As pointed out by Dumbutshena (but hardly mentioned by Mutambara), it is Mugabe and Zanu PF that should be held responsible for converting what might have been the beginning of a “solution” that the agreement offered, into a problem.

In an address to his party’s central committee soon after the signing of the agreement in September last year, Mugabe described this development as a “humiliation” which would have to be accepted as the cost of having failed at the polls in March.

But the gist of his overall statement is one that should have informed the likes of Mutambara about Zimbabwe’s inherent vulnerability to Western pressure, including the extent to which even the agreement itself will have been an outcome of the threat of more and more sanctions against the Zimbabwe state, and not excluding the possibility of external intervention under the aegis of the limited Security Council.

Mugabe acknowledged as much as he pleaded with his party faithful to accept the agreement.

But as Dumbutshena has outlined, almost everything Mugabe has done since September has virtually rendered him and the Zimbabwean state even more vulnerable to these external factors: by ignoring the central protocols of the September agreement, treating his prime minister designate as an enemy rather than as a partner, taking unilateral initiatives the effect of which has been to pre-empt some of the key provisions of the agreement, and continuing to pretend that it is business as usual in the face of an economic implosion.

Above all, Mugabe and Zanu PF have ignored the rapidly changing balance of forces in which their political fortunes are fast receding and that of the opposition rising correspondingly.

This means simply the following: any hope that Mugabe and Zanu PF could ever reverse this trend and recover the political initiative in Zimbabwe is entirely non-existent.

And if, as is expected to be the case next Tuesday, the MDC formally rejects Amendment 19, it will be a development enough to cause Mugabe and his stalwarts sleepless nights.

If so, Morgan Tsvangirai and his colleagues and allies at home and abroad will have achieved the main objective for which the MDC was established in 1999. However, there is the bigger picture that is Zimbabwe’s current economic and political crisis.

This will continue to face us all even as Amendment 19 is defeated. It is this absence of an alternative national agenda — the glaring and growing power vacuum — that should scare Zimbabweans.
So what is to be done?

First, parliament should itself seek to salvage some of the key elements of the September agreement, at least as a framework for reinstating and establishing some semblance of a transitional authority for the next 18 months, during which the constitutional reform exercise is undertaken and the economic recovery plan effected.

Parliament itself should decide on the leadership and composition of such a transitional authority, taking into account the respective strengths and representations within the two houses, and in relation only to the main tasks to be undertaken by a slim cabinet and the inclusion in the latter of specialists in the financial and economic fields.

For example, there are several outstanding economists and financial experts in the diaspora who could be almost indispensable to these talks.

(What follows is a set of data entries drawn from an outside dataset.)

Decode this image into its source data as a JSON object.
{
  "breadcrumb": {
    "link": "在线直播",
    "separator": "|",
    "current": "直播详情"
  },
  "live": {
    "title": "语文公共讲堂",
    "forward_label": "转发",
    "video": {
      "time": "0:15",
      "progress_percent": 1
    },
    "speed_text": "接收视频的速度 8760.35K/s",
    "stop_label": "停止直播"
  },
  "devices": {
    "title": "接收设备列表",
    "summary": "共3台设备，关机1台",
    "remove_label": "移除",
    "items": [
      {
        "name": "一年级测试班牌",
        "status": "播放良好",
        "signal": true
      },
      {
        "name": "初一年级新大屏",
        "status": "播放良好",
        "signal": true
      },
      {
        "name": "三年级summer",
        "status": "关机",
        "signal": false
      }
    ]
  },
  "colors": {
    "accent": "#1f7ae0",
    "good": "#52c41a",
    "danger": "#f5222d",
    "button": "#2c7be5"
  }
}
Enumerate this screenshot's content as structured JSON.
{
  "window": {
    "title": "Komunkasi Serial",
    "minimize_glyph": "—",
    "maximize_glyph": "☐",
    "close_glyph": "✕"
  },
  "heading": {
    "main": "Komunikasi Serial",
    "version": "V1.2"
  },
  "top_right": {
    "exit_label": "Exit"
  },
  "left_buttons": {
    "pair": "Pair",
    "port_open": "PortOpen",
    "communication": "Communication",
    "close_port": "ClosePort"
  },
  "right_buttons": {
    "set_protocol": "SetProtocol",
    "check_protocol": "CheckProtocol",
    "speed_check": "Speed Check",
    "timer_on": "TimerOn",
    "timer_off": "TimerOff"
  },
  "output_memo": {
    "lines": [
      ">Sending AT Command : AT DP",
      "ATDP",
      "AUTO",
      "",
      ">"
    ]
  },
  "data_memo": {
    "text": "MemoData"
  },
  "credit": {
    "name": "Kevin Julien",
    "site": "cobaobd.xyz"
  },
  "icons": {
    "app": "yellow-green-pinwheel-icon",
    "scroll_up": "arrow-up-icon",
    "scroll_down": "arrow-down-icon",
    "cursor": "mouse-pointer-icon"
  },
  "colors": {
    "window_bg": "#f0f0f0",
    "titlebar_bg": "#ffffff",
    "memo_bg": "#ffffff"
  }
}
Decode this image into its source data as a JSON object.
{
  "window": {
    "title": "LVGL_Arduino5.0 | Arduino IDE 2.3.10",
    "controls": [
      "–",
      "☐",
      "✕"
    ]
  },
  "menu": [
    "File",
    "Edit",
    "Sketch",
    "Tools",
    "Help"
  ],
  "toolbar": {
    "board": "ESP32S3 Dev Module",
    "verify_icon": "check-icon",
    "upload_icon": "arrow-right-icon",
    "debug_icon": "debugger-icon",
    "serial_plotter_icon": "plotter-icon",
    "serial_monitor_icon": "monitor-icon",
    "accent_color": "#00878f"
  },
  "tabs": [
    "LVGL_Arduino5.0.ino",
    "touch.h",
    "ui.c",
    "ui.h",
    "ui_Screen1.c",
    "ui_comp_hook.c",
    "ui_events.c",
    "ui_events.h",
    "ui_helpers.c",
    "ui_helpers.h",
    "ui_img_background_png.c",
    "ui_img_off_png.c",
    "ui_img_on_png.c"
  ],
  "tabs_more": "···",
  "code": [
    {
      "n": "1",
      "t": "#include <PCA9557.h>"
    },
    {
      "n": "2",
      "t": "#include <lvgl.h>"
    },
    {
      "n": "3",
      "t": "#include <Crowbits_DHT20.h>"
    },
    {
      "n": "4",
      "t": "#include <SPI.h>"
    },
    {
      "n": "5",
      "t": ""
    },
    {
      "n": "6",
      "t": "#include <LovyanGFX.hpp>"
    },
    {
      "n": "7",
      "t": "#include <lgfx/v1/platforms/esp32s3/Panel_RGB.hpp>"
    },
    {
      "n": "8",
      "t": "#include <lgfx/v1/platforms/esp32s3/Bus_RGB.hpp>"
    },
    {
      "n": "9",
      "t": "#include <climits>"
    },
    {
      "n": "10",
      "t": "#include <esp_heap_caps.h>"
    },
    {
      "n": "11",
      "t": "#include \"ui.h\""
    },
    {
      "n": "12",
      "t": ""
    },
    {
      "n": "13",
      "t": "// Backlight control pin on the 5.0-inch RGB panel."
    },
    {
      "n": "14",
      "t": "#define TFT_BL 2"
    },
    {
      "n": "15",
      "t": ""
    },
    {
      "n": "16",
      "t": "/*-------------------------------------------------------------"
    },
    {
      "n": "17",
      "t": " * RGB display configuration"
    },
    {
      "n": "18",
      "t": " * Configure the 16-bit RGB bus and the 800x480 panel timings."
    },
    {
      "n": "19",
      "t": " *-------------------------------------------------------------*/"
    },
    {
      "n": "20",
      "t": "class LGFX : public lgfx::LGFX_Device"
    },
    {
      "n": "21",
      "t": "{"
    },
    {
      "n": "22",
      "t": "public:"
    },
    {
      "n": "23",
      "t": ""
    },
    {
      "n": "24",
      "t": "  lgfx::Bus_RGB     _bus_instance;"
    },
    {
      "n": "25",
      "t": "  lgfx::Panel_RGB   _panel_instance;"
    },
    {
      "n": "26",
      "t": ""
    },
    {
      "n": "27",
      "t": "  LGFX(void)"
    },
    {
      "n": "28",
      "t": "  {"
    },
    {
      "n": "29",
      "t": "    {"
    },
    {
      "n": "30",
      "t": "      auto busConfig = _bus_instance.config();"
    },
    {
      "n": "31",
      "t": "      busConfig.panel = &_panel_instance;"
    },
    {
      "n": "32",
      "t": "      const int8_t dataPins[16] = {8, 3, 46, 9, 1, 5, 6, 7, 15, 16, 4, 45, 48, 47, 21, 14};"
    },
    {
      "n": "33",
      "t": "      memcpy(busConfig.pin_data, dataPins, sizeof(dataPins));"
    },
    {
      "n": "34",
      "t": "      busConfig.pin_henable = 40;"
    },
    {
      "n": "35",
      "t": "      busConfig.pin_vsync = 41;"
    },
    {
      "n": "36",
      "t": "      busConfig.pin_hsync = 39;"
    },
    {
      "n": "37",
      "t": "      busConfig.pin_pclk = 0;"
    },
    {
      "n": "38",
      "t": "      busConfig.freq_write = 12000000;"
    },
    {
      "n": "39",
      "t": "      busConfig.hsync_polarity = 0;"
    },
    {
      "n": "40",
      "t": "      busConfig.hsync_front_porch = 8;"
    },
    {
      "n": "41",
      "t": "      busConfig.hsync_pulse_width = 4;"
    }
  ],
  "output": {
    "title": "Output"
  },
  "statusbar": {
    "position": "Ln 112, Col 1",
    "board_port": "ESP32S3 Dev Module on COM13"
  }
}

Second, the broad framework that is the September Agreement should be used as the basis for a national dialogue that will necessarily involve all key factors in Zimbabwean society: all political parties, the churches, civic bodies like the NCA and Woza, media organisations, intelligentsia and other professional groups, the trade unions, traditional leaders and peasant associations.

It is this national dialogue that should ensure the evolution of the best possible Constitution for Zimbabwe whilst also informing and pervading the national economic recovery programme.

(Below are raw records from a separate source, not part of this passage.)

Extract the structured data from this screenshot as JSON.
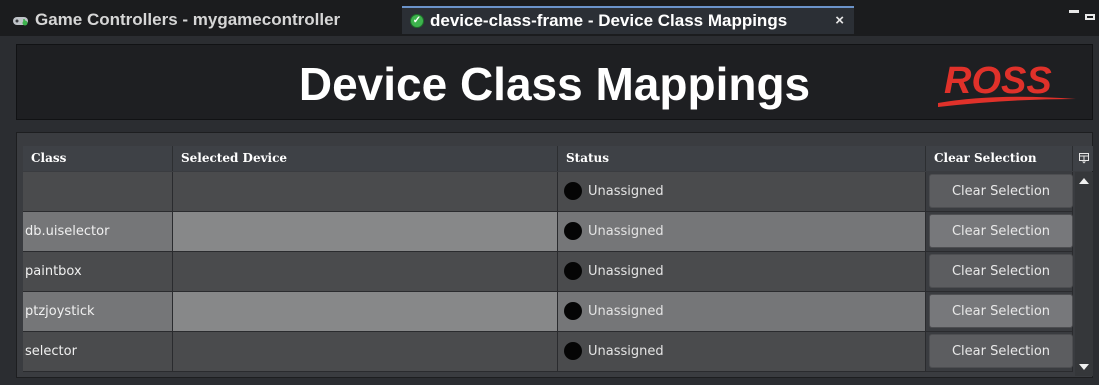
{
  "tabs": [
    {
      "label": "Game Controllers - mygamecontroller",
      "icon": "gamepad-icon",
      "active": false
    },
    {
      "label": "device-class-frame - Device Class Mappings",
      "icon": "check-circle-icon",
      "active": true,
      "close": "×"
    }
  ],
  "header": {
    "title": "Device Class Mappings",
    "logo_text": "ROSS",
    "logo_color": "#e0312a"
  },
  "table": {
    "columns": [
      "Class",
      "Selected Device",
      "Status",
      "Clear Selection"
    ],
    "rows": [
      {
        "class": "",
        "selected_device": "",
        "status": "Unassigned",
        "button": "Clear Selection"
      },
      {
        "class": "db.uiselector",
        "selected_device": "",
        "status": "Unassigned",
        "button": "Clear Selection"
      },
      {
        "class": "paintbox",
        "selected_device": "",
        "status": "Unassigned",
        "button": "Clear Selection"
      },
      {
        "class": "ptzjoystick",
        "selected_device": "",
        "status": "Unassigned",
        "button": "Clear Selection"
      },
      {
        "class": "selector",
        "selected_device": "",
        "status": "Unassigned",
        "button": "Clear Selection"
      }
    ]
  },
  "colors": {
    "status_unassigned": "#050505",
    "active_tab_border": "#6b93c9"
  }
}
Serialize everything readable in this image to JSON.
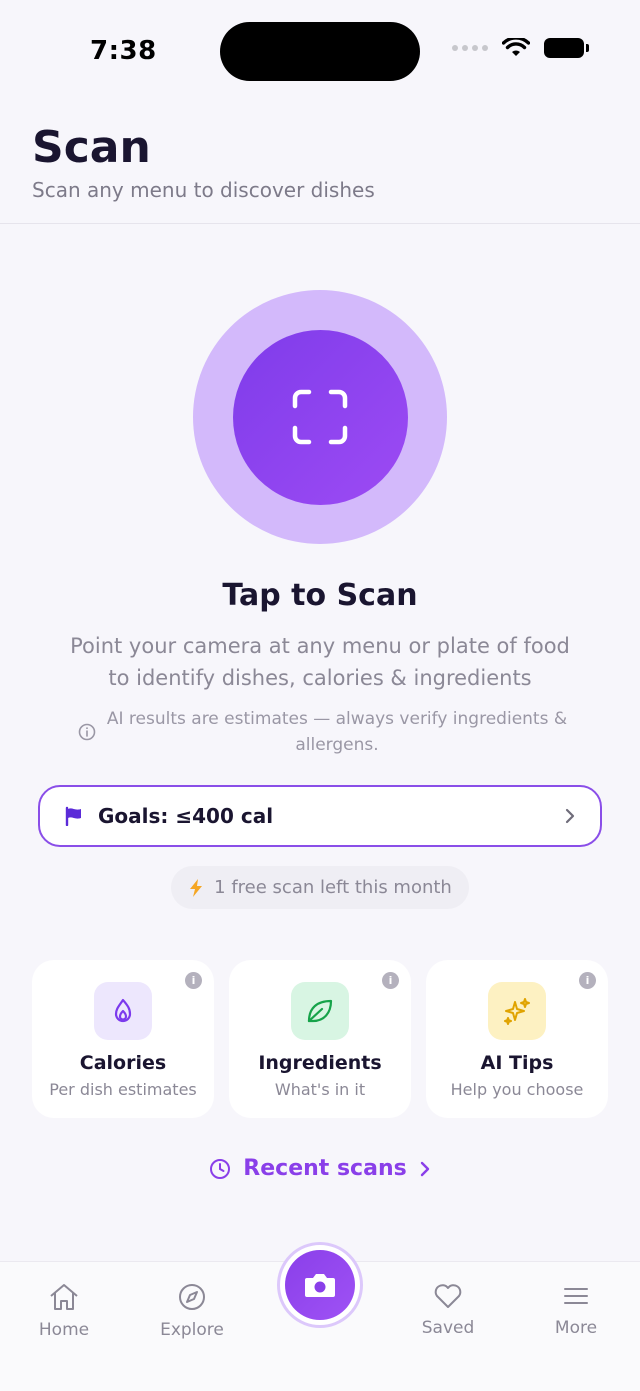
{
  "status_bar": {
    "time": "7:38"
  },
  "header": {
    "title": "Scan",
    "subtitle": "Scan any menu to discover dishes"
  },
  "scan": {
    "heading": "Tap to Scan",
    "description": "Point your camera at any menu or plate of food to identify dishes, calories & ingredients",
    "disclaimer": "AI results are estimates — always verify ingredients & allergens."
  },
  "goals": {
    "label": "Goals: ≤400 cal"
  },
  "free_scans": {
    "label": "1 free scan left this month"
  },
  "features": [
    {
      "title": "Calories",
      "subtitle": "Per dish estimates",
      "icon": "flame-icon",
      "bg": "#ede7fd",
      "color": "#7c3aed"
    },
    {
      "title": "Ingredients",
      "subtitle": "What's in it",
      "icon": "leaf-icon",
      "bg": "#d8f5e3",
      "color": "#16a34a"
    },
    {
      "title": "AI Tips",
      "subtitle": "Help you choose",
      "icon": "sparkles-icon",
      "bg": "#fdf1c2",
      "color": "#e0a300"
    }
  ],
  "recent": {
    "label": "Recent scans"
  },
  "tabbar": {
    "items": [
      {
        "label": "Home",
        "icon": "home-icon"
      },
      {
        "label": "Explore",
        "icon": "compass-icon"
      },
      {
        "label": "",
        "icon": "camera-icon"
      },
      {
        "label": "Saved",
        "icon": "heart-icon"
      },
      {
        "label": "More",
        "icon": "menu-icon"
      }
    ]
  },
  "colors": {
    "accent": "#8a3fe9",
    "accent_light": "#d3b9fb",
    "background": "#f7f6fb"
  }
}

Third, the United Nations should institute a programme through which to mobilise regional, continental (African) and international support to this national process in Zimbabwe, towards a successful transition and the conduct of free and fair elections at the end of the 18 months’ period.

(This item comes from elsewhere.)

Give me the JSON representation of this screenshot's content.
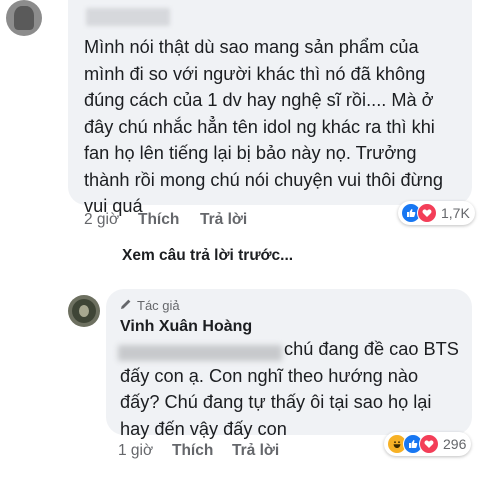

Ibbo Mandaza is a Zimbabwean academic, author and publisher. He is one of the founding members of the Mavambo-Kusile-Dawn Movement and its current national coordinator.

BY IBBO MANDAZA